-- Stock futures are pretty much flat this morning after the Dow added 28 points on Tuesday. Asian markets were up while European indices were mixed. (CNN)

C1: Take time to digest the long reads

-- Ten conservative PACs raised more than $54 million and contributed just $3.6 million to candidates and independent expenditures. The worst offenders included the National Draft Ben Carson for President super PAC, which contributed just $531,788 of the $12.8 million it raised, and the Tea Party Express, which spent only $567,907 of the $12.3 million it raised. "The conservative movement has a right to expect more than this from the PACs that are representing it." (Right Wing News)

-- Reid's Take: The rise of the "scam PAC" wasn't new to 2014, but the sheer amount of money involved means there's more money to be made. The sad fact is that most of the money these PACs raise comes from small-dollar mail donors who probably only give $25 a year. Their money isn't going to elect the candidates they believe in; it's going to line the pockets of phony consultants.

-- The fate of President Obama's executive action on immigration is in the hands of the courts. So are the Affordable Care Act and executive actions on climate change. In fact, a surprising amount of Obama's agenda is being left up to judges, after Republican legal challenges. Former White House senior counselor John Podesta: "I guess we're used to getting sued." (Washington Post)

C4: Fun things to read when you're bored at work

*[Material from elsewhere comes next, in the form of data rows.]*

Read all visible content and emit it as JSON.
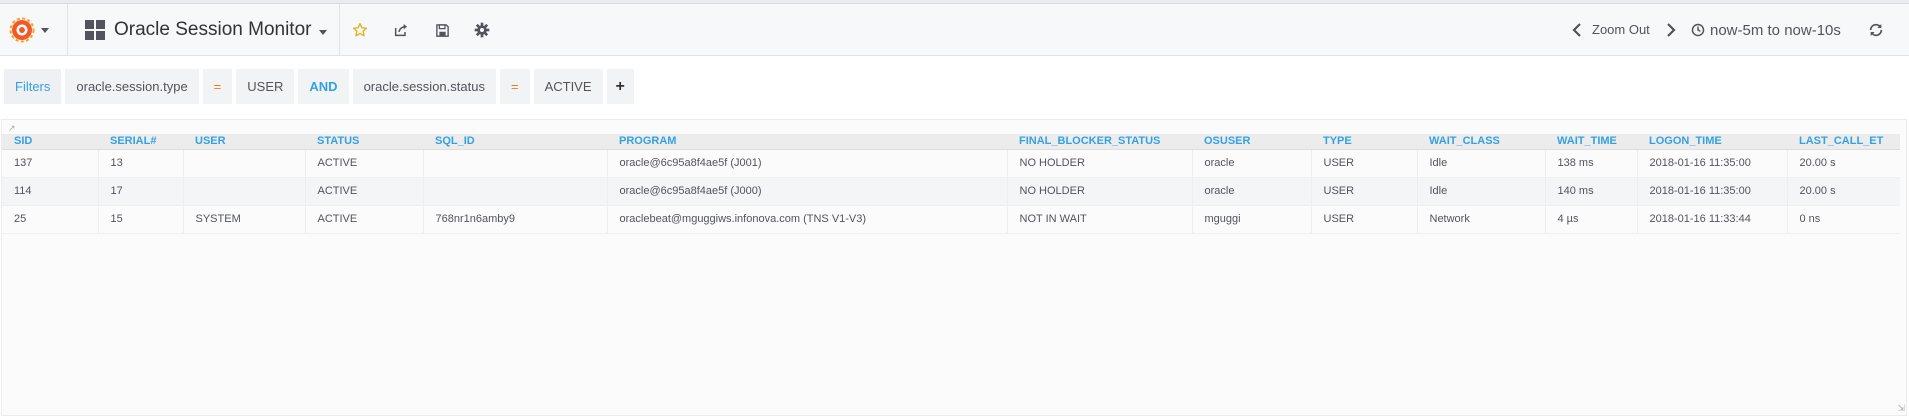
{
  "navbar": {
    "dashboard_title": "Oracle Session Monitor",
    "zoom_out_label": "Zoom Out",
    "time_range": "now-5m to now-10s",
    "icons": {
      "logo": "grafana-logo-icon",
      "dashboard": "grid-icon",
      "star": "star-icon",
      "share": "share-icon",
      "save": "save-icon",
      "settings": "gear-icon",
      "prev": "chevron-left-icon",
      "next": "chevron-right-icon",
      "clock": "clock-icon",
      "refresh": "refresh-icon"
    },
    "colors": {
      "accent": "#eb7b18",
      "star": "#e2b215"
    }
  },
  "filters": {
    "label": "Filters",
    "items": [
      {
        "key": "oracle.session.type",
        "operator": "=",
        "value": "USER"
      },
      {
        "key": "oracle.session.status",
        "operator": "=",
        "value": "ACTIVE"
      }
    ],
    "conjunction": "AND",
    "add_label": "+"
  },
  "table": {
    "columns": [
      "SID",
      "SERIAL#",
      "USER",
      "STATUS",
      "SQL_ID",
      "PROGRAM",
      "FINAL_BLOCKER_STATUS",
      "OSUSER",
      "TYPE",
      "WAIT_CLASS",
      "WAIT_TIME",
      "LOGON_TIME",
      "LAST_CALL_ET"
    ],
    "rows": [
      [
        "137",
        "13",
        "",
        "ACTIVE",
        "",
        "oracle@6c95a8f4ae5f (J001)",
        "NO HOLDER",
        "oracle",
        "USER",
        "Idle",
        "138 ms",
        "2018-01-16 11:35:00",
        "20.00 s"
      ],
      [
        "114",
        "17",
        "",
        "ACTIVE",
        "",
        "oracle@6c95a8f4ae5f (J000)",
        "NO HOLDER",
        "oracle",
        "USER",
        "Idle",
        "140 ms",
        "2018-01-16 11:35:00",
        "20.00 s"
      ],
      [
        "25",
        "15",
        "SYSTEM",
        "ACTIVE",
        "768nr1n6amby9",
        "oraclebeat@mguggiws.infonova.com (TNS V1-V3)",
        "NOT IN WAIT",
        "mguggi",
        "USER",
        "Network",
        "4 µs",
        "2018-01-16 11:33:44",
        "0 ns"
      ]
    ]
  }
}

-- A new report from Israel's state comptroller shows Prime Minister Benjamin Netanyahu and his wife Sara spent about $24,000 on takeout food in 2011, despite the fact that the prime minister's residence has a private chef. Monthly cleaning expenses ran about $20,000 between 2009 and 2013. The report comes four weeks before Israel's elections. (Washington Post, Los Angeles Times) Hey, sometimes a prime minister's just got to have pizza.

Attn Matt Drudge: What outrages conservatives today

-- The Clinton Foundation has dropped a self-imposed ban on collecting money from foreign governments and has recently taken contributions from the UAE, Saudi Arabia, Oman, Australia and Germany, along with the Canadian government agency promoting the Keystone XL pipeline. The foundation stopped taking foreign money in 2009, when Hillary Clinton became Secretary of State. Saudi Arabia has given the foundation between $10 million and $25 million since it was created in 1999. (Wall Street Journal)

Attn HuffPo: What outrages liberals today

-- An Oklahoma legislative committee endorsed a measure on Monday that would ban funding for Advanced Placement U.S. History courses, which critics say highlights negative parts of America's past. The bill's sponsor, state Rep. Dan Fisher (R), is part of the "Black Robe Regiment," which advocates against what it calls the "false wall of separation of church and state." (ThinkProgress)